The gameplay is standard and Rhapsody will basically walk you through the story. If you get lost you can choose talk from the main menu and Cornet will give you a hit for your next step. The combat is easy to overcome the odds and the characters seem to level up on a regular basis. There are no special attributes to the combat which can cause you to loose interest quickly in the battles. After a while Rhapsody turns into a blind button mashing affair which can get boring. The dungeons in the game are set up in boxes like patterns which are shown in on the DS screen in the top menu. This makes navigation a lot easier than it would be on the original PS1. Random battles pop up fairly regularly so besides some petty loot, dungeons will take up some extra time if you want to go room to room. Besides the main quest, Rhapsody doesn’t give you much reason to overachieve like all of Nippon’s later efforts.
Cha.. Cha.. Cha.. Changes
For changes the DS has changed the strategy grid based combat element out of the game in place for a simpler Final Fantasy styled battle system. This is odd change to make since the original game has a mild cult following. This change drastically changes the combat and will alienate some its original fans or hard-core Nippon fans, however on the other side of the coin Rhapsody is instantly more accessible. Besides the combat switch out, Nis America had planned on adding more content, but had problems translating it over to the DS platform.
Technically Rhapsody runs a little better on the DS platform. A lot of the loading has been trimmed considerably down. Rhapsody feels pretty fluid when you’re jumping world to world in game. The graphics aren't anything special to look at, but this is just standard policy in Japanese styled role-playing games. The magic attacks really lack flair and the combat is under whelming. A few of characters are interesting like all the killer felines you encounter in your journey, but as a whole it’s a little weak. You have to keep in mind that Rhapsody is ten years old and compared to other games released in this year like Dragon Force, Final Fantasy III, Grandia and Lunar, Rhapsody is comparable.
The translation from Japanese has also been cleaned up a fair amount with some new little added selections that make the experience a little more rich and up-to-date with 2008, ya’ll. Lastly, Nippon has added a mini-game where you can blow Cornet’s horn using the microphone on the DS. This gives you bonus money in towns, but that’s about it. Realistically this could have been removed since it doesn’t impact the game in any survey way.
Original copies of Rhapsody are a little hard to come by now a days, so this revitalized DS version is a great option for anyone who wanted to experience Nippon Ichi’s first North American release. Rhapsody: A Musical Adventure is a female driven story that with traditional Japanese RPG elements tossed into the mix. The addition of the new combat engine and already light difficulty makes Rhapsody a great purchase for any girl gamer who owns a Nintendo DS. Rhapsody DS won’t replace your classic Playstation game disc, but it offers an updated touch to this original game in a portable package.

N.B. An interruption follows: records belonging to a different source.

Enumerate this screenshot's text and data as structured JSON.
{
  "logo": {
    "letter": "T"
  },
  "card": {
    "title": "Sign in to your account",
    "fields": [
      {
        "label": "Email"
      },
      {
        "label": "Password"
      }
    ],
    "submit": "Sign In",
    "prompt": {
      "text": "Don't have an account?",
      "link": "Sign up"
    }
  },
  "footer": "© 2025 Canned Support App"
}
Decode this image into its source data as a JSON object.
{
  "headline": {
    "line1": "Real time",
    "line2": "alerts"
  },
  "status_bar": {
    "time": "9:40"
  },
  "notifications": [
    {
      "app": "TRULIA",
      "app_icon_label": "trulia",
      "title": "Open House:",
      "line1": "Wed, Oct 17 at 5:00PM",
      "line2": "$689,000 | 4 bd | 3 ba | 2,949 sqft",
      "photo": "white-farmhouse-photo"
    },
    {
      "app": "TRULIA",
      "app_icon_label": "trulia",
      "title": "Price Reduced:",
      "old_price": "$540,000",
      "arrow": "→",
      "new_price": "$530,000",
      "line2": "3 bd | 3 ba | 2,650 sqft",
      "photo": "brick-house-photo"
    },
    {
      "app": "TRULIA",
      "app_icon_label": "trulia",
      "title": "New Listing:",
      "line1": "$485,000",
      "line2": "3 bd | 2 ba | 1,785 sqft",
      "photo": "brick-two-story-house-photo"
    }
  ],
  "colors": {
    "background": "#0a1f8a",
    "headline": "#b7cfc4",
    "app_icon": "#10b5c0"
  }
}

Gameplay: 6, Graphics: 6, Sound: 6.5, Innovation: 5.5, Mojo: 6. Final: 6.0 / 10
Reviewed by Downtown Jimmy | 10.23.08